Lois Maxine Dobbin Auchterlonie
April 14, 1917 – March 24, 2013
PT-19, BT-13, AT-6, UC-78, B-26
Williams Army Air Base (Chandler, Ariz.)
Lois Maxine Dobbin was born April 14, 1917 on a farm East of Viola, Kansas to Thomas and Alma Dobbin. She grew up in Wichita, Kansas.
Lois graduated from East High in Wichita, Kansas and later attended Wichita State University, where she was President of the Delta-Omega Sorority in her senior year.
In 1941, while still enrolled in college, she had the opportunity to take the CPT (Civilian Pilot Training) program. After earning her Bachelor’s Degree and her civilian private pilot’s license, she went to work at Boeing’s Stearman Plant in Wichita. It was there she heard about the WASP program to train women pilots to fly military aircraft.
Lois applied and was accepted for military flight training in class 43-8. In 1943, she paid her way to Avenger Field, Sweetwater, Texas, to enter the Army Air Force training program for women pilots. Of the 95 women pilots who entered class 43-8, Lois was one of only 48 who successfully completed the six months of training and graduated.
After earning her silver WASP wings, Lois received her official AAF orders, sending her to Williams Field, Arizona for duty as an AT-6 engineering test pilot. Her dedication and service, together with that of the other Women Airforce Service Pilots, released hundreds of the Army Air Forces desperately needed male military pilots for combat duty.
After the WASP were deactivated, Lois built a career around aviation-related jobs: working at flight schools; writing pilot flight manuals at North American (AJ-1 and XA25-1); working as a secretary for an aircraft parts service company in Wichita; and eventually working for over thirty years as a technical editor and proposal coordinator for Raytheon in Massachusetts.
In 1981, Lois became a charter member of the Women Military Aviators (WMA), an organization that included both WASP and other women military pilots. She helped write the original by-laws and continued networking with members from various flying branches of the military for many years.
Lois enjoyed flying her own Cherokee 180 for over twenty years. She was very active in the Ninety Nines (international civilian women pilots) organization, and helped manage the All-Women New England Air Race for several years. She flew co-pilot in the 1961 Powder Puff Derby from Calgary, Canada to Baton Rouge, Louisiana, and in 1972, Lois entered and won the All-Women New England Air Race.
Lois met her husband, Charles Auchterlone in college. Later, they married and made their home in Acton, Massachusetts until Charles retired. In 1987 the couple moved to Anacortes, Washington.
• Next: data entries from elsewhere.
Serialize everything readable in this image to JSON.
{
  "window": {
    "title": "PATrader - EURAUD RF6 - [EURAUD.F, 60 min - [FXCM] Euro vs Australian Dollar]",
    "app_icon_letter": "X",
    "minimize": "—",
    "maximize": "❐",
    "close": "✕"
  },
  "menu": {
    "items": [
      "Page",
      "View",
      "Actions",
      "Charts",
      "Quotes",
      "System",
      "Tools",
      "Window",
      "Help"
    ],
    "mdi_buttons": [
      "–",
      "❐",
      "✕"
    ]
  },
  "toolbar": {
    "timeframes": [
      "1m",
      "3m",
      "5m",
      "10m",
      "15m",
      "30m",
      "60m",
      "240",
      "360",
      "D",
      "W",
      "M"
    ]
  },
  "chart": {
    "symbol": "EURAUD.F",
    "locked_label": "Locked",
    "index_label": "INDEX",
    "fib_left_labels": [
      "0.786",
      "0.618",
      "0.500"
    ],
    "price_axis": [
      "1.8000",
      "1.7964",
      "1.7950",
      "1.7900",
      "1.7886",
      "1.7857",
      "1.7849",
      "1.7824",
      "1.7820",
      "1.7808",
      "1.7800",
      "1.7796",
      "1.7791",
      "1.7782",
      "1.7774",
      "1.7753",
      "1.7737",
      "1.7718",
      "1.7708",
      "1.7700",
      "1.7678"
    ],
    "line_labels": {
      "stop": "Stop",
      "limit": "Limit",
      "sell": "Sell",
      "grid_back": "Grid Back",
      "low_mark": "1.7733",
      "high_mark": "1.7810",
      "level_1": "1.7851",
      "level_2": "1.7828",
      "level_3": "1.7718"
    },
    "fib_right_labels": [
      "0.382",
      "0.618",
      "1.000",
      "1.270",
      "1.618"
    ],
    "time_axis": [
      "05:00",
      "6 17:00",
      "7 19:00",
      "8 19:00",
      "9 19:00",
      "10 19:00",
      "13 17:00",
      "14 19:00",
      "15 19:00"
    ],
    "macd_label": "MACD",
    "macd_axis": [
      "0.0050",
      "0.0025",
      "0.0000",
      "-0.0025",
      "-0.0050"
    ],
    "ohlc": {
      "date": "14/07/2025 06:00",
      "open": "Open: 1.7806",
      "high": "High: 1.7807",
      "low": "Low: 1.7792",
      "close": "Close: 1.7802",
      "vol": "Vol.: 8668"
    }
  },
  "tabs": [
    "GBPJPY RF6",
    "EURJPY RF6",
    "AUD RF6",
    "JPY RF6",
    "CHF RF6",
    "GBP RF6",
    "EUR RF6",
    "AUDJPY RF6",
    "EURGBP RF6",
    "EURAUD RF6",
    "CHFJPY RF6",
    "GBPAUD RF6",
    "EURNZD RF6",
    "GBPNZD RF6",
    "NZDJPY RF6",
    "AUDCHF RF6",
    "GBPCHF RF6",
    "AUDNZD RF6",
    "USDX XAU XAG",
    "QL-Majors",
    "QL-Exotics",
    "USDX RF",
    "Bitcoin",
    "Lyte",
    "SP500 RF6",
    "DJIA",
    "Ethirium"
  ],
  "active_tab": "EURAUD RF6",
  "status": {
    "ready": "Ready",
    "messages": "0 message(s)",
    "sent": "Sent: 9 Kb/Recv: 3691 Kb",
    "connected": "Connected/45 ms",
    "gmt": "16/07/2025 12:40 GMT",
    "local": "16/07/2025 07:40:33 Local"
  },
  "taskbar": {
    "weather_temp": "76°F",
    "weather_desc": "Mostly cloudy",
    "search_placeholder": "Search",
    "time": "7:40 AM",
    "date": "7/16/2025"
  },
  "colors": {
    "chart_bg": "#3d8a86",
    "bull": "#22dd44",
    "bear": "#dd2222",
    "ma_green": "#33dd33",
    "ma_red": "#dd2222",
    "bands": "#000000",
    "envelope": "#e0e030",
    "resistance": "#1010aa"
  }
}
They were married for 32 years.
After she lost her husband, Lois spent her time fostering cats needing new homes, as well as serving as the volunteer treasurer at the church thrift shop and treasurer for a church women’s group. She remained active in the local community club as well as playing a few rounds of golf. However, she referred to attending the WASP and WMA reunions as “The highlight of my year.”
In 2010, Lois, together with her sister WASP, was awarded the Congressional Gold Medal for her service as a pilot during World War II.